Us Security Agreements

Overall, the FE`s estimates strongly support the assumptions, including the proposed causal mechanism. Not only do network influences stimulate DCA formation, but these influences disappear in Dyads with existing DIACs. Figure 10 shows the predictive margins of network variables in both samples, based on the estimates presented in Figure 9. With low levels of reciprocal levels, the probability of countries signing a first DCA is virtually nil. If the reciprocal degree reaches its median value, the probability of a first DCA is close to 75%. But for subsequent chords, designated by the dotted line (red), the degree of reciprocity is virtually irrelevant. Both lanes have an equally dramatic effect. With the minimum value of two lanes, the probability of a first DCA is about 25%. If two paths reach their median value, this probability increases to almost 75%. And as in the case of a reciprocal degree, the effect of two-way agreements on subsequent agreements is virtually nil. These content forecasts confirm the conclusion that network flows depend on information mechanisms and are not false compared to omitted variables. Beijing can also take the following steps to adapt its policy.

First, it should pay tribute to Washington for its role in peace and stability in the region. In the 1970s and 1980s, the United States played an important role in the fight against Soviet expansion in Asia. In the post-Cold War period, it remains an important force for stability. Because of ideological constraints and suspicions of U.S. strategic intentions toward China, Beijing wants to redress U.S. influence over inasis security. However, the recognition of the positive aspect of the U.S. ROLE will help allay Washington`s concerns that China`s long-term strategy is to drive the United States out of East Asia. It will also give more weight to Beijing`s criticism of the drawbacks of U.S.
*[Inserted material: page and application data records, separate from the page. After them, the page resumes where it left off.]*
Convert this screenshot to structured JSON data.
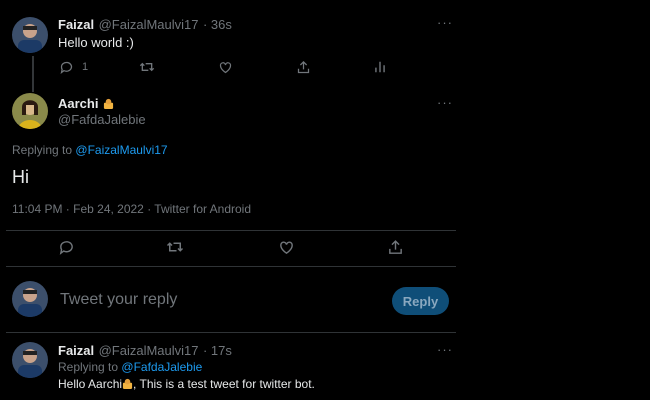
{
  "tweet1": {
    "name": "Faizal",
    "handle": "@FaizalMaulvi17",
    "time": "· 36s",
    "text": "Hello world :)",
    "reply_count": "1",
    "more": "···"
  },
  "tweet2": {
    "name": "Aarchi",
    "handle": "@FafdaJalebie",
    "replying_prefix": "Replying to",
    "replying_to": "@FaizalMaulvi17",
    "text": "Hi",
    "meta": "11:04 PM · Feb 24, 2022 · Twitter for Android",
    "more": "···"
  },
  "composer": {
    "placeholder": "Tweet your reply",
    "reply_label": "Reply"
  },
  "tweet3": {
    "name": "Faizal",
    "handle": "@FaizalMaulvi17",
    "time": "· 17s",
    "replying_prefix": "Replying to",
    "replying_to": "@FafdaJalebie",
    "text_before": "Hello Aarchi",
    "text_after": ", This is a test tweet for twitter bot.",
    "more": "···"
  },
  "colors": {
    "background": "#000000",
    "text": "#e7e9ea",
    "muted": "#71767b",
    "link": "#1d9bf0",
    "reply_button": "#0f4e78"
  },
  "icons": [
    "reply-icon",
    "retweet-icon",
    "like-icon",
    "share-icon",
    "analytics-icon"
  ]
}
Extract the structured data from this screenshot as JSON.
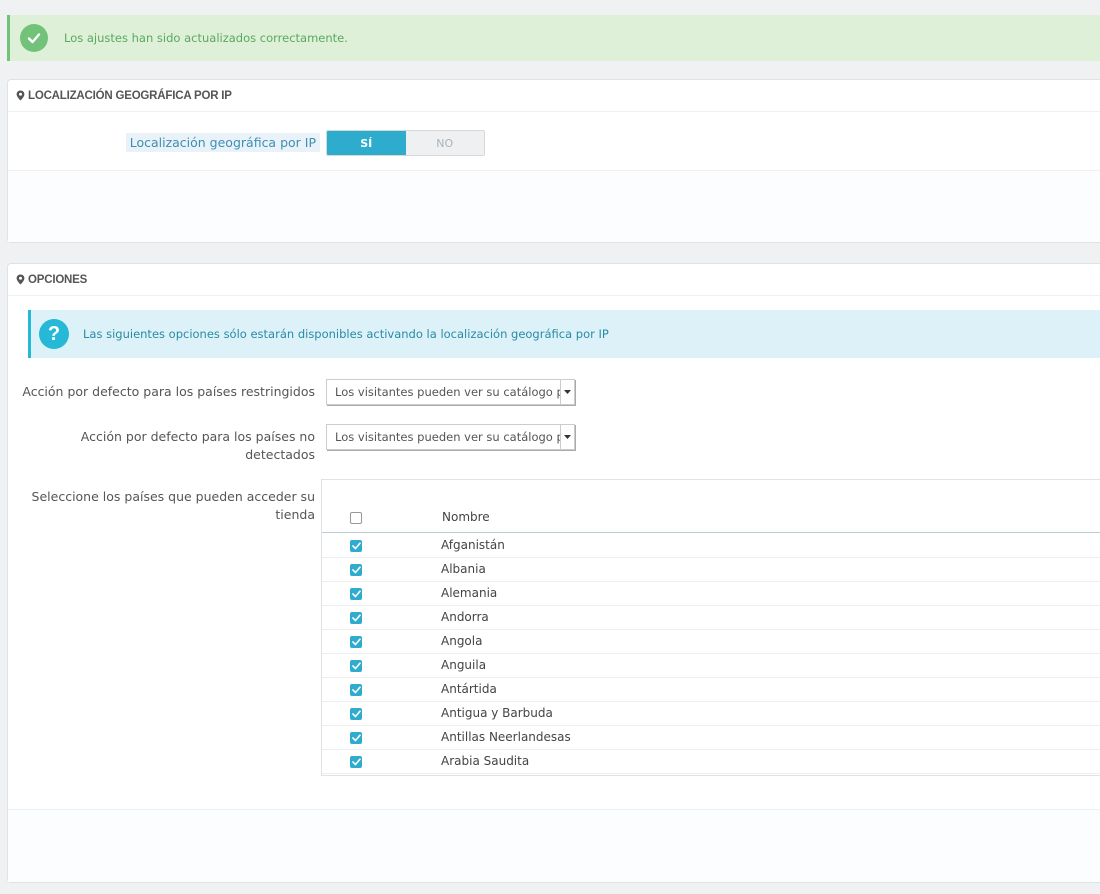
{
  "alerts": {
    "success_message": "Los ajustes han sido actualizados correctamente.",
    "info_message": "Las siguientes opciones sólo estarán disponibles activando la localización geográfica por IP"
  },
  "geolocation_panel": {
    "title": "LOCALIZACIÓN GEOGRÁFICA POR IP",
    "field_label": "Localización geográfica por IP",
    "switch_yes": "SÍ",
    "switch_no": "NO",
    "selected": "SÍ"
  },
  "options_panel": {
    "title": "OPCIONES",
    "restricted_label": "Acción por defecto para los países restringidos",
    "restricted_value": "Los visitantes pueden ver su catálogo p",
    "undetected_label_line1": "Acción por defecto para los países no",
    "undetected_label_line2": "detectados",
    "undetected_value": "Los visitantes pueden ver su catálogo p",
    "countries_label_line1": "Seleccione los países que pueden acceder su",
    "countries_label_line2": "tienda",
    "table": {
      "column_name": "Nombre",
      "rows": [
        {
          "name": "Afganistán",
          "checked": true
        },
        {
          "name": "Albania",
          "checked": true
        },
        {
          "name": "Alemania",
          "checked": true
        },
        {
          "name": "Andorra",
          "checked": true
        },
        {
          "name": "Angola",
          "checked": true
        },
        {
          "name": "Anguila",
          "checked": true
        },
        {
          "name": "Antártida",
          "checked": true
        },
        {
          "name": "Antigua y Barbuda",
          "checked": true
        },
        {
          "name": "Antillas Neerlandesas",
          "checked": true
        },
        {
          "name": "Arabia Saudita",
          "checked": true
        }
      ]
    }
  },
  "icons": {
    "success": "check-circle-icon",
    "info": "question-circle-icon",
    "panel": "map-marker-icon",
    "select": "caret-down-icon"
  },
  "colors": {
    "success_bg": "#dff0d8",
    "success_accent": "#72c279",
    "info_bg": "#dcf2f8",
    "info_accent": "#25b9d7",
    "switch_on": "#2eacce"
  }
}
policy in the region and make Beijing`s position more reasonable on regional security. 1. Since the end of the Vietnam War, the United States has played a key role in maintaining a generally stable security environment in East Asia, and China has made an important contribution to peace and stability in the region, as well as an important beneficiary of peace and stability. In addition to the aforementioned misjudgments about China`s regional intentions, the United States and China also have different conceptions of national and regional security. Reaffirming that the security agreements between Japan and the United States on the basis of the Japan-U.S. Treaty of Cooperation and Security, signed in Washington on January 19, 1960, are the cornerstones of achieving common security objectives.